The reformulation of commercial and economic policies is a fourth area where adjustment in order to expand exports is needed. For example, the “sellers’ market” of import substitution must be converted to an environment that pays serious attention to costs and efficiency. Countries that seek to industrialize should strive to export at an early phase in order to develop new high-quality human resources and to spur the adaption of new technology and efficient methods—goals difficult to attain under systems of national protection. Professor Albert Hirschman argues that only “a cohesive, vocal, and highly influential national bourgeoisie is likely to carry industrialization beyond relatively safe import substitution to the risky export-oriented stage.” 4
Both protection for import substitutes and subsidies for exports should be limited to the infant industry rationale of eventual competitiveness, once the “learning curve” effects and achievable scale are realized. The progressive replacement of tariff and exchange controls with price mechanisms that can gauge relative efficiencies may also be indispensable. Regional integration may help to open up new trade opportunities, provided that national development has not saturated the market. Competitive export financing terms can also help to redress the cost disadvantages under which LDC’s operate. Labor policies that keep wage increases in line with productivity gains may also be indispensable for capitalizing on the limited opportunities to compete in world trade. This is demonstrated by the experiences of Puerto Rico, the Republic of China, Hong Kong, and Korea.
The Ultimate Capability
Opportunities to expand income and employment in economically advantageous areas of industrialization depend ultimately upon LDC’s capabilities to market internationally and to produce value added in the comparative advantage range.
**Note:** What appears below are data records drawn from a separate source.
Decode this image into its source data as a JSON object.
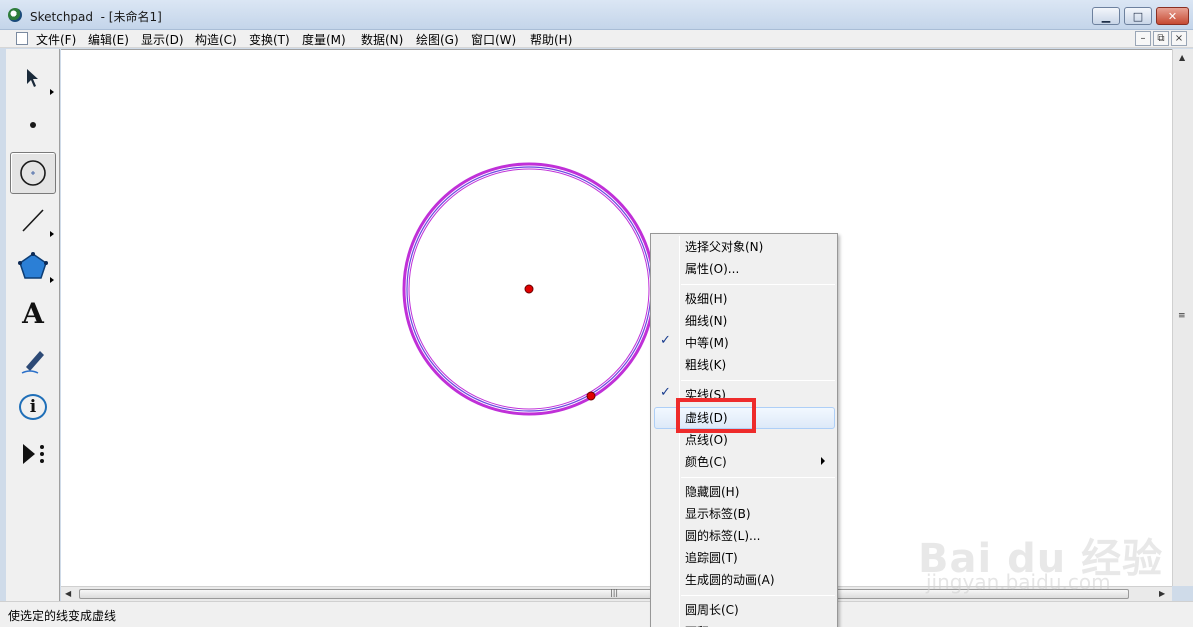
{
  "window": {
    "title": "Sketchpad  - [未命名1]",
    "min_glyph": "▁",
    "max_glyph": "□",
    "close_glyph": "✕"
  },
  "menubar": {
    "items": [
      "文件(F)",
      "编辑(E)",
      "显示(D)",
      "构造(C)",
      "变换(T)",
      "度量(M)",
      "数据(N)",
      "绘图(G)",
      "窗口(W)",
      "帮助(H)"
    ],
    "mdi": [
      "–",
      "⧉",
      "×"
    ]
  },
  "toolbox": {
    "tools": [
      "selection-arrow-icon",
      "point-tool-icon",
      "compass-tool-icon",
      "straightedge-tool-icon",
      "polygon-tool-icon",
      "text-tool-icon",
      "marker-tool-icon",
      "information-tool-icon",
      "custom-tool-icon"
    ],
    "active": "compass-tool-icon",
    "text_tool_glyph": "A",
    "info_glyph": "i"
  },
  "scroll": {
    "thumb_grip": "|||",
    "left": "◀",
    "right": "▶"
  },
  "status": {
    "text": "使选定的线变成虚线"
  },
  "context_menu": {
    "items": [
      {
        "label": "选择父对象(N)",
        "checked": false
      },
      {
        "label": "属性(O)...",
        "checked": false
      },
      {
        "label": "极细(H)",
        "checked": false
      },
      {
        "label": "细线(N)",
        "checked": false
      },
      {
        "label": "中等(M)",
        "checked": true
      },
      {
        "label": "粗线(K)",
        "checked": false
      },
      {
        "label": "实线(S)",
        "checked": true
      },
      {
        "label": "虚线(D)",
        "checked": false,
        "hovered": true
      },
      {
        "label": "点线(O)",
        "checked": false
      },
      {
        "label": "颜色(C)",
        "checked": false,
        "submenu": true
      },
      {
        "label": "隐藏圆(H)",
        "checked": false
      },
      {
        "label": "显示标签(B)",
        "checked": false
      },
      {
        "label": "圆的标签(L)...",
        "checked": false
      },
      {
        "label": "追踪圆(T)",
        "checked": false
      },
      {
        "label": "生成圆的动画(A)",
        "checked": false
      },
      {
        "label": "圆周长(C)",
        "checked": false
      },
      {
        "label": "面积",
        "checked": false
      }
    ],
    "check_glyph": "✓",
    "highlighted_item": "虚线(D)"
  },
  "colors": {
    "circle": "#c030d8",
    "circle_inner": "#6a48e0",
    "point": "#e00000",
    "highlight_box": "#ee2b2b"
  },
  "watermark": {
    "brand": "Bai du 经验",
    "url": "jingyan.baidu.com"
  }
}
A chief source of comparative advantage for most countries is still low-wage labor employed in production with high-value output. But high-value activities can often be realized only in combination with imported technology and skills. This means freer trade in production inputs as well as in end products if LDC’s are to move to higher levels of output with the human and physical resources that are available to them.
A Note on the New Delhi Session of UNCTAD and Implications for International Trade of Changes in Technology and Industrial Structure,” Economic Bulletin for Europe, Vol. 20, No. 1 (1968), pp. 55-72.
For related recommendations on the role of international enterprise in developing economically advantageous industrial opportunities, see “Finance and Development Interviews William S. Gaud of the International Finance Corporation,” Finance and Development, March 1970, pp. 12-18.
See Japan Development Bank, Annual Report (April 1, 1969-March 31, 1970), p. 10.
Albert O. Hirschman, “The Political Economy of Import-Substituting Industrialization in Latin America,” The Quarterly Journal of Economics, Vol. LXXXII (February 1968), p. 28.